Changing tenant demands as well as an influx of short-term lets is shaping the buy-to-let market in the wake of COVID-19. Will the experience of lockdown mean long-term shifts in the sector?
As we reported earlier this week, the short-term holiday lets market is seeing a major boom right now. While this is good news for that sector, there may be a knock-on effect for long-term rentals, putting pressure on rents until more stock becomes available.
This is one of the predictions from the latest Savills research looking at prime residential rents for Q2 2020. According to Savills, there was a 2% decline in prime London rents between April and June 2020. This is a 0.3% annual fall, with the biggest dips in the north and east of the city.
In contrast, prime rents in west London increased by 0.7%, while in south-west London they only fell by 0.6%. Unsurprisingly, houses are performing much better than flats. More tenants than ever are prioritising both indoor and outdoor space after being in lockdown through COVID-19, so any property offering more space is in extremely high demand.
What about outside the capital?
In the prime markets in the commuter belt around the capital, rents increased by 0.8% in the three months to June. This is a 0.9% annual increase in these areas, showing the trend towards rental demand spreading further from the city.

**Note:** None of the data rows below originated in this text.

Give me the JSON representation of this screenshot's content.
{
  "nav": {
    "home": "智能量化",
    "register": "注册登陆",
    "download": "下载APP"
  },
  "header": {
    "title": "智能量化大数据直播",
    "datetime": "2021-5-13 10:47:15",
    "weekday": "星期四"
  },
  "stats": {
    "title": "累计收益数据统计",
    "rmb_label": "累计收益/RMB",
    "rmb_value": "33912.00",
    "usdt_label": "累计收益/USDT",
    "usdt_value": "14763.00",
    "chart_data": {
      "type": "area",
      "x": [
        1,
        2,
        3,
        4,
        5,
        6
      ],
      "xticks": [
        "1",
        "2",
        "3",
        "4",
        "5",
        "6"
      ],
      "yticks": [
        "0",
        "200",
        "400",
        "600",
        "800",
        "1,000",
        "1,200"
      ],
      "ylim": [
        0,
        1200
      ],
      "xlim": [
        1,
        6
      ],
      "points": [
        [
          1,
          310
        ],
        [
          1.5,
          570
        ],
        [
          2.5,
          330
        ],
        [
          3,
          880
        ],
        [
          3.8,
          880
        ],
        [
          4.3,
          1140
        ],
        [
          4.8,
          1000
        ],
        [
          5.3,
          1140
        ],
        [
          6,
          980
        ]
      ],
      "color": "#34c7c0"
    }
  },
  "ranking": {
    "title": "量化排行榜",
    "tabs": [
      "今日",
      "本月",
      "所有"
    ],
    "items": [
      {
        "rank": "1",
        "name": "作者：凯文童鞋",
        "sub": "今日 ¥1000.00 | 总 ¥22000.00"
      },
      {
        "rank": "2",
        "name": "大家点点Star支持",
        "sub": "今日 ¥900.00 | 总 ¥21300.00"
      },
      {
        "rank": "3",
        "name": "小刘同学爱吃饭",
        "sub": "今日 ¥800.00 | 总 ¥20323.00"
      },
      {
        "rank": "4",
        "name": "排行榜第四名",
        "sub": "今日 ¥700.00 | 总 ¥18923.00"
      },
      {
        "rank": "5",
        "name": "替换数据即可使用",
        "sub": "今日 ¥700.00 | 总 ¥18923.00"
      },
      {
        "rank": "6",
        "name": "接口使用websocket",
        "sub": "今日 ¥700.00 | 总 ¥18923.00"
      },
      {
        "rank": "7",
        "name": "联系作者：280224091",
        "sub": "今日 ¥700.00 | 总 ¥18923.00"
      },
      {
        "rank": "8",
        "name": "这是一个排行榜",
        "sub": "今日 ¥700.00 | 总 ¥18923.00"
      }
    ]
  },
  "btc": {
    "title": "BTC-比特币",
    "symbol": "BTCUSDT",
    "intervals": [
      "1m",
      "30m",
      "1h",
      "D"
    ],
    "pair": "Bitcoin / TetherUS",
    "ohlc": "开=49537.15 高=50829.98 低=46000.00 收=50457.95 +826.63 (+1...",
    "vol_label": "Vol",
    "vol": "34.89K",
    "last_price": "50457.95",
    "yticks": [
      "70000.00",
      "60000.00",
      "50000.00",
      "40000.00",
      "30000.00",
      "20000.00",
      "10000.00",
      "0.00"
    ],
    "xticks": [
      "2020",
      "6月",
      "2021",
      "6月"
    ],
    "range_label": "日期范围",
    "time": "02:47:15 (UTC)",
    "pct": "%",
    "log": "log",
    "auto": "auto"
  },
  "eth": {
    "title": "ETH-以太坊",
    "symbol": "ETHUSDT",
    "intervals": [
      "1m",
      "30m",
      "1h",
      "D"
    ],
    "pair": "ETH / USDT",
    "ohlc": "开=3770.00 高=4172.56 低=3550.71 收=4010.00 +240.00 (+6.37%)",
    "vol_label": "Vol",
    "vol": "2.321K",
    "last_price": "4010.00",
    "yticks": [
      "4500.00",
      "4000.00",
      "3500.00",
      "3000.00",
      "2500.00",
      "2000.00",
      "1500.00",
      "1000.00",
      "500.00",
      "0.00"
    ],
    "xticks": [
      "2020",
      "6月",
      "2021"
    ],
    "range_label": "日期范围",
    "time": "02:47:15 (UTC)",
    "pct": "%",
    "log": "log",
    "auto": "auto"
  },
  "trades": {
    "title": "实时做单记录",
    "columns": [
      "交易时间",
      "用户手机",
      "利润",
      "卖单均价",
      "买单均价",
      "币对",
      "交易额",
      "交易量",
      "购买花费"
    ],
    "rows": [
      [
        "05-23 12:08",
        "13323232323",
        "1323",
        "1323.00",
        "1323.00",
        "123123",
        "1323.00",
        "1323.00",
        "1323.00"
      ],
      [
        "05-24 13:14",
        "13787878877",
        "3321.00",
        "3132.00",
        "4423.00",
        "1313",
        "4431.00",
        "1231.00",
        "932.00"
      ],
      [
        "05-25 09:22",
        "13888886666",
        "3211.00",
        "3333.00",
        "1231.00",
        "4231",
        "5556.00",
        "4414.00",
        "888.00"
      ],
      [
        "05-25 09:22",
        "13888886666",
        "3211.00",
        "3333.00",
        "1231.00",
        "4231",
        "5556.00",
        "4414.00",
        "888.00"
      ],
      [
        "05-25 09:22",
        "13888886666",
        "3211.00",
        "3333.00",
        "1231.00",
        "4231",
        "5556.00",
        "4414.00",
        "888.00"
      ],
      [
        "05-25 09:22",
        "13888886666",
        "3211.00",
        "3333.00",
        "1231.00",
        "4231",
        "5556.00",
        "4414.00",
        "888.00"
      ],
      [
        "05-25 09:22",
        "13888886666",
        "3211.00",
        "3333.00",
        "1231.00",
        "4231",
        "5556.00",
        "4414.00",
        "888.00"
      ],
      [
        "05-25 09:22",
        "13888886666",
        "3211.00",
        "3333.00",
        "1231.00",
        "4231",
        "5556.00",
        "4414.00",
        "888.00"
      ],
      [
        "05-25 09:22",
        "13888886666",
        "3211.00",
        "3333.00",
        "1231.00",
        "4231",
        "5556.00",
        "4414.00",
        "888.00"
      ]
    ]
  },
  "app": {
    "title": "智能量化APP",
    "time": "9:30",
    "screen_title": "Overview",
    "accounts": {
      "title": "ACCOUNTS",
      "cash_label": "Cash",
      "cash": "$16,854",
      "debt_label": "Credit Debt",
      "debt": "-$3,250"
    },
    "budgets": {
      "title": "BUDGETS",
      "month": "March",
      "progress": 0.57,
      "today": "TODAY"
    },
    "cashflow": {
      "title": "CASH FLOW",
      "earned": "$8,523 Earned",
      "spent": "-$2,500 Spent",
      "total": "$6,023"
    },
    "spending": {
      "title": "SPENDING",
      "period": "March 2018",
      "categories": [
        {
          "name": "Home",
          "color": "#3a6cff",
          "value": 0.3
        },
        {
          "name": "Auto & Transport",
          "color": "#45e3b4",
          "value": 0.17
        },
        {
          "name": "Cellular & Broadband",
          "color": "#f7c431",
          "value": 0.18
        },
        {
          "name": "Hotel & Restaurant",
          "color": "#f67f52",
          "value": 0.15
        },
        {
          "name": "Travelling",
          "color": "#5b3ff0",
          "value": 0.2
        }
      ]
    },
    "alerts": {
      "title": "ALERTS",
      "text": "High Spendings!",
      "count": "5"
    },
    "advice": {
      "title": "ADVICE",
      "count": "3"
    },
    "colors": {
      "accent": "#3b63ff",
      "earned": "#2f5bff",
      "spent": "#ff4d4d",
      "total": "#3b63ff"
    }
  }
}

The Savills report states that 93% of its agents reported an increase in London applicants in commuter locations. Around 50% of agents had also seen “multiple bids” on properties in the commuter belt. Furthermore, as people’s need to actually commute to work has decreased, so has demand for prime property in these locations. People are now more likely to favour more remote or far-flung areas where they can work from home.
Competition among landlords offering more space
Space has always come at a premium in city locations, particularly in London. However, while most tenants would once have accepted less space in exchange for the ideal central location or other amenities, the Savills report notes a definite shift in this aspect.
More than three quarter (79%) of agents report that there’s more demand than ever for workspace in the home. To complement this, top-speed broadband is now even higher up the priority list for tenants. Properties with more bedrooms – which can be used as an office – are therefore seeing more enquiries, particularly in the outer commuter belt.
A vast majority of letting agents (96%) are also getting more enquiries for properties with outside space. Homes with private gardens in central London are hard to come by, so landlords offering such homes are seeing huge demand. The same goes for rental homes near public parks, which were closed during the height of the COVID-19 pandemic.
How things could change
The report concludes that the future of the UK economy will be the driver for how the sector evolves. Tourism is sparking a spike in short-term let properties, while students may also begin to return in higher numbers.
It points out that COVID-19 is likely to have a “v-shaped impact on the UK economy”. This means a short, sharp fall in GDP met with strong growth over 2021.
“There is likely to be a similar reaction in the prime rental market in London, with short-term pressure on pricing but more capacity for growth over the longer term as stock levels steady.”
“For rental markets in the commuter belt, the current strength of demand for family housing should underpin more steady growth over the next few years.”